Attachment trauma can occur at any stage of life. While it is commonly associated with early childhood experiences, adults can also experience attachment trauma, especially through significant losses or separations from loved ones.

4. How does attachment trauma impact relationships in adulthood?

Attachment trauma can lead to difficulties in trusting others, forming secure attachments, and navigating intimate relationships. Adults with a history of attachment trauma may experience challenges in establishing and maintaining healthy connections with others.

5. Is it possible to recover from attachment trauma?

Yes, recovery from attachment trauma is possible. Seeking professional help, engaging in therapeutic interventions, and building a supportive network of relationships are crucial steps in the healing process.

6. What role does therapy play in addressing attachment trauma?

Therapeutic interventions, such as trauma-focused therapy and attachment-based therapy, can aid in processing past experiences, developing healthy coping mechanisms, and acquiring new ways of relating to others. Therapy is a key component of the recovery journey.

7. Can attachment trauma impact one’s self-esteem and sense of worth?

Yes, attachment trauma can contribute to low self-esteem and a negative self-perception. Individuals who have experienced attachment trauma may internalize feelings of inadequacy or unworthiness based on early negative relationship experiences.

8. Are there specific risk factors that make individuals more susceptible to attachment trauma?

Risk factors for attachment trauma include inconsistent caregiving, neglect, abuse, and significant disruptions in early relationships. These factors can increase the likelihood of experiencing attachment trauma.

9. Can addressing attachment trauma in adulthood positively impact family dynamics?

Yes, addressing attachment trauma within an individual can positively influence family dynamics. Improved emotional regulation and communication skills can contribute to healthier interactions among family members.

10. How can society contribute to breaking the cycle of attachment trauma?

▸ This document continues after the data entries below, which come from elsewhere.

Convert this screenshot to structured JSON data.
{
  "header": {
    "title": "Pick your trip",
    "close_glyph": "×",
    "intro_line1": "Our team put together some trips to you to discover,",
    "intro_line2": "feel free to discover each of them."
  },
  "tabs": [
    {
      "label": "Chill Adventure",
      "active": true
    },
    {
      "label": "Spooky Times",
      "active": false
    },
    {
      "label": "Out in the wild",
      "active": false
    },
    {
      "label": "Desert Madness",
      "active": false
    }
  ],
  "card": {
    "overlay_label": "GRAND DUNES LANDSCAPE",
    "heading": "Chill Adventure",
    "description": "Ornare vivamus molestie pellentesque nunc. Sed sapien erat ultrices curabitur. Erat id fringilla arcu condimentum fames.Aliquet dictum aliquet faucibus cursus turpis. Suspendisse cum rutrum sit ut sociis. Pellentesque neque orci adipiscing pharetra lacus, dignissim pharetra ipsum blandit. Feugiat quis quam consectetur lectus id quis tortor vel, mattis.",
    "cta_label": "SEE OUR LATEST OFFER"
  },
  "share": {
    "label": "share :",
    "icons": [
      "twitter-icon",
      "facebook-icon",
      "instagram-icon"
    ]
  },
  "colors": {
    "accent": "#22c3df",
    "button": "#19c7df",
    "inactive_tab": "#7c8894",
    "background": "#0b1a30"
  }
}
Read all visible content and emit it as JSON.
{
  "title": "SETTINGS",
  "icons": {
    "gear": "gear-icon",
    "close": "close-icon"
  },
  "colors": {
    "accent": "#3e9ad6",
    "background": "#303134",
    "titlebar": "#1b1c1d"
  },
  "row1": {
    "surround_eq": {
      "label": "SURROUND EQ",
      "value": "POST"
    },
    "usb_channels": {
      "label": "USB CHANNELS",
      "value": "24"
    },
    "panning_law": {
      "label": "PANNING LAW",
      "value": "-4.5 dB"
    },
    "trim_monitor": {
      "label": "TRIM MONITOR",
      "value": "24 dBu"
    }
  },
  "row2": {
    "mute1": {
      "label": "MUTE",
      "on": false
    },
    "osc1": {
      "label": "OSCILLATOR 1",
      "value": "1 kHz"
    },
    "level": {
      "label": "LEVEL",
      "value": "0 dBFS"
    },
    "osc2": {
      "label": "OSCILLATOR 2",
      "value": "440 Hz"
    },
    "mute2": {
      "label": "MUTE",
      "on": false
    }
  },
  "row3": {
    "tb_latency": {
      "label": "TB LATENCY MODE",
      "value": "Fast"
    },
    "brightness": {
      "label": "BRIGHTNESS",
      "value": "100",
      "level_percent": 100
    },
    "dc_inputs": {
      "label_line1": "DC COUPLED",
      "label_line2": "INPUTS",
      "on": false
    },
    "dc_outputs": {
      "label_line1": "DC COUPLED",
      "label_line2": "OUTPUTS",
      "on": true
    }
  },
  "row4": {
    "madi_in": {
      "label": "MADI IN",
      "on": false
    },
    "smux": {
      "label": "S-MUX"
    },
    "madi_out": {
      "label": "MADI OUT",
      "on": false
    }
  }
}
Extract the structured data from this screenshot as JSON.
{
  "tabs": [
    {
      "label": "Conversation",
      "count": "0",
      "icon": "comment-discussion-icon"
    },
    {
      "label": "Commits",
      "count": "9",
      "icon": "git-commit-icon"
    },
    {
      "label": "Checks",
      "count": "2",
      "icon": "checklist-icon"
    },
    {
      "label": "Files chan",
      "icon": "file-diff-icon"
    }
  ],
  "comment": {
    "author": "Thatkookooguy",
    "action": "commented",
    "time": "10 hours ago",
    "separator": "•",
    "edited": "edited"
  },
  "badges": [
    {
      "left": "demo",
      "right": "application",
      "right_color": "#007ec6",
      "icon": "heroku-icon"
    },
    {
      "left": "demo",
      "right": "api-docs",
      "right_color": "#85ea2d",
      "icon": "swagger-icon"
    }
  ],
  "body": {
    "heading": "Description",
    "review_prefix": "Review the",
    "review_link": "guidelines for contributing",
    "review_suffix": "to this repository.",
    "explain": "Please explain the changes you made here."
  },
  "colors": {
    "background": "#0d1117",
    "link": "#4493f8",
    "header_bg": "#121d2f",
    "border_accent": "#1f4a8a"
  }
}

Society can play a role in breaking the cycle of attachment trauma by promoting awareness, reducing stigma surrounding mental health, and providing accessible resources for individuals and families. Creating supportive environments and advocating for trauma-informed practices can also contribute to positive change.